One of the most common hurdles we come across in the shop is convincing people that a decent pair of boots will cost more than a McDonald’s and a cinema ticket. We understand money can be tight and some things can be considered ‘luxuries’ but boots really split the camp. There are the “my feet carry me everywhere so I want them to be warm, dry and well supported” heroes and the eternally damned. I’ll leave you to place yourself.

 

For those in camp one, I would like to talk about my Salewa Rapace GTX for a moment.
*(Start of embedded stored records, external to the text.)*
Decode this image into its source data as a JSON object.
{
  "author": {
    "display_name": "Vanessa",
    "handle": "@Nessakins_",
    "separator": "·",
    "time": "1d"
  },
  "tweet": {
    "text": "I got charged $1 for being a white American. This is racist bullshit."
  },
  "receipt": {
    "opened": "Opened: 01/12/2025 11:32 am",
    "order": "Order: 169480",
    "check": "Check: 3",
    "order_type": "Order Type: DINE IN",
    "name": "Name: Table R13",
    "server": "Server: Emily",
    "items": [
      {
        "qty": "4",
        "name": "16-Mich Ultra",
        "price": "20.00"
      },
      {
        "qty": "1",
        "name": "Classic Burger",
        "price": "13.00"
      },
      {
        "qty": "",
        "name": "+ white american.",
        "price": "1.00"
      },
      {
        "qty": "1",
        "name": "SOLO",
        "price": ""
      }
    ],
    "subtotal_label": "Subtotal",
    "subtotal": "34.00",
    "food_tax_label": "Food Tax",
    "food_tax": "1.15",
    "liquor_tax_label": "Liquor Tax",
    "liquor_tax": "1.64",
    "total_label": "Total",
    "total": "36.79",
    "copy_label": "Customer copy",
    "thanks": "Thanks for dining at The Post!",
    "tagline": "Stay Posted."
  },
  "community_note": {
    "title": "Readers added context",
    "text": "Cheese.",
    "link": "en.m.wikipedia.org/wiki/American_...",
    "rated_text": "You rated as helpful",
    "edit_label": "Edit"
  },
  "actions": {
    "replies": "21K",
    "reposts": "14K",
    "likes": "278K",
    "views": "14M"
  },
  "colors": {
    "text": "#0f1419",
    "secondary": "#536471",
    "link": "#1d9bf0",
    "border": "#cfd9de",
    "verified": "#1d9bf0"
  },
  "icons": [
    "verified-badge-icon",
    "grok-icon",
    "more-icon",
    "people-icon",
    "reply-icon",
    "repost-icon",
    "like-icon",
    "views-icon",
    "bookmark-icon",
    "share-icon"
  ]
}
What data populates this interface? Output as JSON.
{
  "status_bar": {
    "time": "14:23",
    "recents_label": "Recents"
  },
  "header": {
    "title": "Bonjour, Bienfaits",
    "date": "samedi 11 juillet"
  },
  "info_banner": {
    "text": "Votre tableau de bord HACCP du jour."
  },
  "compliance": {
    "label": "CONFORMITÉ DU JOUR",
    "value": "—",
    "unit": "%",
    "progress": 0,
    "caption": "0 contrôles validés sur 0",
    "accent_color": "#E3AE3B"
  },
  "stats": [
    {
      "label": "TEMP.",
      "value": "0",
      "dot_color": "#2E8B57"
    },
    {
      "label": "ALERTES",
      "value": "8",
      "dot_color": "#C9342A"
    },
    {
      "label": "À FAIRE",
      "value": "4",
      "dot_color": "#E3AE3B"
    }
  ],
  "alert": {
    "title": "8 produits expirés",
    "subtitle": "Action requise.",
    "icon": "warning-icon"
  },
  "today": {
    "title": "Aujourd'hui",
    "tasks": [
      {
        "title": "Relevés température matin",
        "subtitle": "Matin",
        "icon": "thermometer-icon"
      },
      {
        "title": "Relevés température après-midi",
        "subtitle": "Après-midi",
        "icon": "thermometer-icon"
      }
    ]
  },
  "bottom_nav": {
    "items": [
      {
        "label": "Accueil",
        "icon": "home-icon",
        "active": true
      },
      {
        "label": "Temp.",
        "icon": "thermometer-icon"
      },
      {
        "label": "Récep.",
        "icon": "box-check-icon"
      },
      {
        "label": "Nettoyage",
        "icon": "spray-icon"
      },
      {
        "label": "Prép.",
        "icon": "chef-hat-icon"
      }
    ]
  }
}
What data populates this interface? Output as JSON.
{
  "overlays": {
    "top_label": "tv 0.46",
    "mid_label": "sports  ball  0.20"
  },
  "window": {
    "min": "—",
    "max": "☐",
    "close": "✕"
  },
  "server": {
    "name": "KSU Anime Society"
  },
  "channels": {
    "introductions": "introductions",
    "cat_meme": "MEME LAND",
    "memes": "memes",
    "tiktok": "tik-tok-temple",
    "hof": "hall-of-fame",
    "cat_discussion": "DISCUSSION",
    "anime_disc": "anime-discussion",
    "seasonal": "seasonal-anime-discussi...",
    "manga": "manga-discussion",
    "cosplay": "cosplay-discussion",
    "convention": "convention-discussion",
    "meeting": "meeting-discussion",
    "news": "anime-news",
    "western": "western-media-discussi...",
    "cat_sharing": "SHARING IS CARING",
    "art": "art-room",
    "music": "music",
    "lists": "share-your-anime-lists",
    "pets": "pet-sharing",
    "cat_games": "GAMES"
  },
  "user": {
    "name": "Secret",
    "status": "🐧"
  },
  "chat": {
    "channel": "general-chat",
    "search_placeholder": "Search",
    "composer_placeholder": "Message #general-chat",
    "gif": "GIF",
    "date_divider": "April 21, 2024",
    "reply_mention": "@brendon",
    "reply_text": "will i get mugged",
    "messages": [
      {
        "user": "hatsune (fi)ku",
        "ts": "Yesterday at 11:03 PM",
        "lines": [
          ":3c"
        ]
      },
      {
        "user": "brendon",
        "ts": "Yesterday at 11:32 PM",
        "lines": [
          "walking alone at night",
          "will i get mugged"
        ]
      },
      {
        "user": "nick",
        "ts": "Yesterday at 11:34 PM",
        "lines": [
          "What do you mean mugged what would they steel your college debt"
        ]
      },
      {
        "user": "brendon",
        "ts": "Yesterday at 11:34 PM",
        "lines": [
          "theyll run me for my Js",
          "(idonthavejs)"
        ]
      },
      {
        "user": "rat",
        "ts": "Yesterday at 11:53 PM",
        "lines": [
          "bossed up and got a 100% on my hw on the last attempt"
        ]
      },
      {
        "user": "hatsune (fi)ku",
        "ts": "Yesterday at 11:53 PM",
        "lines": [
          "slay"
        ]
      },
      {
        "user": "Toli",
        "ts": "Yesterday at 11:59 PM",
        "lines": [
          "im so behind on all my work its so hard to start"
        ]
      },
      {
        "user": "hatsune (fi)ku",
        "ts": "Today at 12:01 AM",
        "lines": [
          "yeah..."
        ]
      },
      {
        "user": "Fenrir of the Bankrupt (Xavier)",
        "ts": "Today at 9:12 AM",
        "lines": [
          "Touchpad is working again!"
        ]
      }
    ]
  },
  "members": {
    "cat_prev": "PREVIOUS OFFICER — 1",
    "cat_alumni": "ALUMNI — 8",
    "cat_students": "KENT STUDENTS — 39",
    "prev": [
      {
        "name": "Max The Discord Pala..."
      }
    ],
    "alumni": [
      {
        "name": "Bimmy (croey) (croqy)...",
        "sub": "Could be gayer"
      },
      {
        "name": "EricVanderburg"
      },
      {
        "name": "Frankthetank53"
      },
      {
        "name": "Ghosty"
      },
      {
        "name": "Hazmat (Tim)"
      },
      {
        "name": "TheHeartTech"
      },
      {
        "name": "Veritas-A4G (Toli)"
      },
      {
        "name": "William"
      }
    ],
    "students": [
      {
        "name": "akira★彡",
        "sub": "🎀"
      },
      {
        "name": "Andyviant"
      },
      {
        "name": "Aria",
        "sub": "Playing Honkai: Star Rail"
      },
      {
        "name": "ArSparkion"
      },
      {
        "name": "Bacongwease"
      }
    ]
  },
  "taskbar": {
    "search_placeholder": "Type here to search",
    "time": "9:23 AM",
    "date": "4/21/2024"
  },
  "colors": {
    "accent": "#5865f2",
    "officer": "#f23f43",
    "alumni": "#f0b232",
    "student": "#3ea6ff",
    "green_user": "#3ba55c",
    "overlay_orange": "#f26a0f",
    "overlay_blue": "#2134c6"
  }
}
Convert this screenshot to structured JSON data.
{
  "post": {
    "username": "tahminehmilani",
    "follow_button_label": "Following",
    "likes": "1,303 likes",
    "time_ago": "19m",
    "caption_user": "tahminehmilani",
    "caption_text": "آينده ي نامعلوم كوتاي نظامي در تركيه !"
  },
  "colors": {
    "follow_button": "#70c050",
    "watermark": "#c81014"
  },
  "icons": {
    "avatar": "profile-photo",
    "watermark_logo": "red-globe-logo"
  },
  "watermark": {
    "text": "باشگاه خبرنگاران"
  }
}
I got mine about three years ago when I wanted an all-round boot for the UK. Nothing to attack full winter with and obviously a bit much for a summer stroll on the beach but for all those boggy, gruelling ascents of typically British nature in between these are ready to make the journey with me.

 

The break in was relatively gentle. The tongue of the boot irritated me on the first few hikes with a thinner sock but has since softened and ceased to bother me. The thick nubuck uppers and Gore-Tex lining, with a bit of TLC, are still more than happy shrugging off everything from puddles to deep bog whilst the technical soles allow for nimble ascents of any grade of scramble making even the local mountain goats jealous.

 

Despite not being a B2, the Rapace will take a new-matic crampon, though a flexible bar may be necessary for bigger boot sizes or heavier loads (you or your kit). The sole unit is a durable vibram number with a deep tread and dedicated climbing zone; despite this, as with any of the harder wearing soles, you do feel like Bambi on ice when sheer rock faces get super slick and slimy. If I ever find the fabled boot that handles this without falling apart in a season I’ll let you know but until then I jump in my Scarpa Oxygens for shorter days on wetter rock.

 

The nubuck uppers have been heat treated to stop them stretching. This has a couple of major benefits. First, stretch is completely negated. The fit on day 1 is the same as the fit on day 100 and that makes buying them so much easier.. Secondly, the nubuck remains unbroken. No weak points for water and mud to sneak in through and start breaking down the sensitive mid-layers of your boot. Fancy stuff, eh?

 

The midsole is stiff enough to keep longer hikes comfortable and help with carrying bigger bags but also offers enough flex to keep the ankle grounded in the boot. I rarely feel entirely at one with bigger boots being a light build but these things are just an extension of my body. I’m hoping I can keep them going for a few more years.